Journalist Tom Zillich from the Surrey Now – Leader newspaper in Vancouver, British Columbia has written a wonderful little story about the work of Mike McFarlane and his great team at the North Delta juniors in Canada. His achievements to grow junior footy in a part of the world where the game is a long way from the most popular is nothing short of amazing.
Mike McFarlane would love to play the game known as “footy,” but he says he’s “way too old.
“Head tells me I can, body says no,” says the man who helps run the North Delta Junior Australian Football League, or NDJAFL.
Instead, McFarlane is keen to get kids sign up to play the game, which has been played in Canada since 1989 and in B.C. since 2001. The NDJAFL was formed in 2003 and has since grown from 28 young players to approximately 140.
Canadian National Football Championships are coming to Toronto aptly on Canada Day in a further attempt to improve the representative performance of Canadian teams. At the recent AFL Canada AGM it was noted that two new positions were added to the AFL Canada board specifically targeting men and women’s national player representation.
Canadian men’s football international performances can be viewed as either competitive against it’s bigger southern neighbor or as not having leveraged the most out of it’s competitive Toronto league, acknowledged as.the best outside of Australia.

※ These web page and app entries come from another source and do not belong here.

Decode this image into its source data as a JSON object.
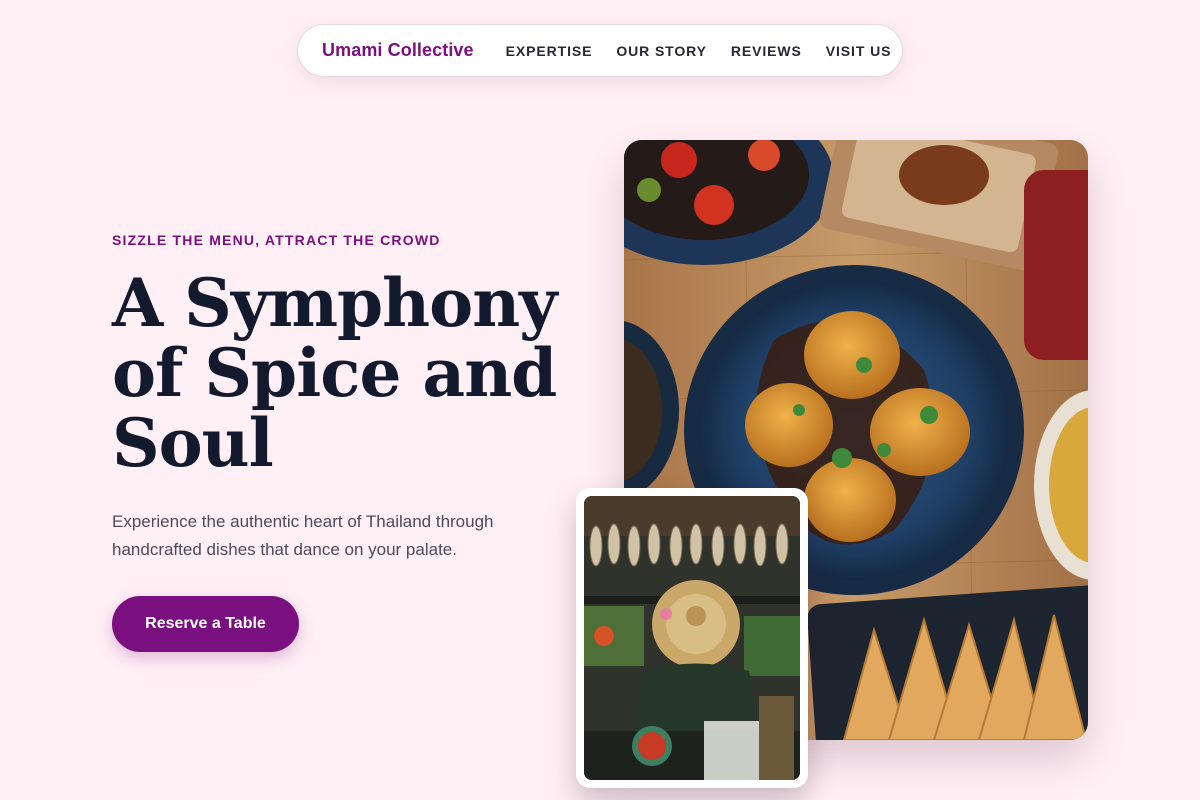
{
  "nav": {
    "brand": "Umami Collective",
    "links": [
      {
        "label": "EXPERTISE"
      },
      {
        "label": "OUR STORY"
      },
      {
        "label": "REVIEWS"
      },
      {
        "label": "VISIT US"
      }
    ]
  },
  "hero": {
    "eyebrow": "SIZZLE THE MENU, ATTRACT THE CROWD",
    "headline_lines": [
      "A Symphony",
      "of Spice and",
      "Soul"
    ],
    "subtext": "Experience the authentic heart of Thailand through handcrafted dishes that dance on your palate.",
    "cta_label": "Reserve a Table"
  },
  "colors": {
    "accent": "#7a0f7f",
    "background": "#fff0f5",
    "headline": "#141a2e"
  },
  "images": {
    "main": "thai-dishes-table-photo",
    "inset": "floating-market-vendor-photo"
  }
}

The followng is an edited version of the AFL Canada 2018 president’s report by Lachlan Griffiths. As this an AGM report it is primarily looking back over the previous year’s events. I hope to interview Lachlan soon, looking forward about a new strategic plan which will be released shortly and some other details
Two bright young talents from the USAFL’s Los Angeles Dragons are taking their talents across the Pacific: both Gabriel Martin del Campo and Sam Murphy will be competing in local Aussie rules leagues in the 2018 season.
A member of the US Revolution squad, Martin del Campo (pictured left) primarily plays in the midfield or half-forward line and will be taking his talents to suburban Melbourne. Born and raised in Southern California, Martin del Campo leaves on January 19th and will play with the Black Rock Football Club, who compete in the Southern Football League’s Division 3. In addition to Aussie rules, Martin del Campo also played rugby union and soccer in his younger years. He is a physical and versatile player who excels on the disposals and clearances.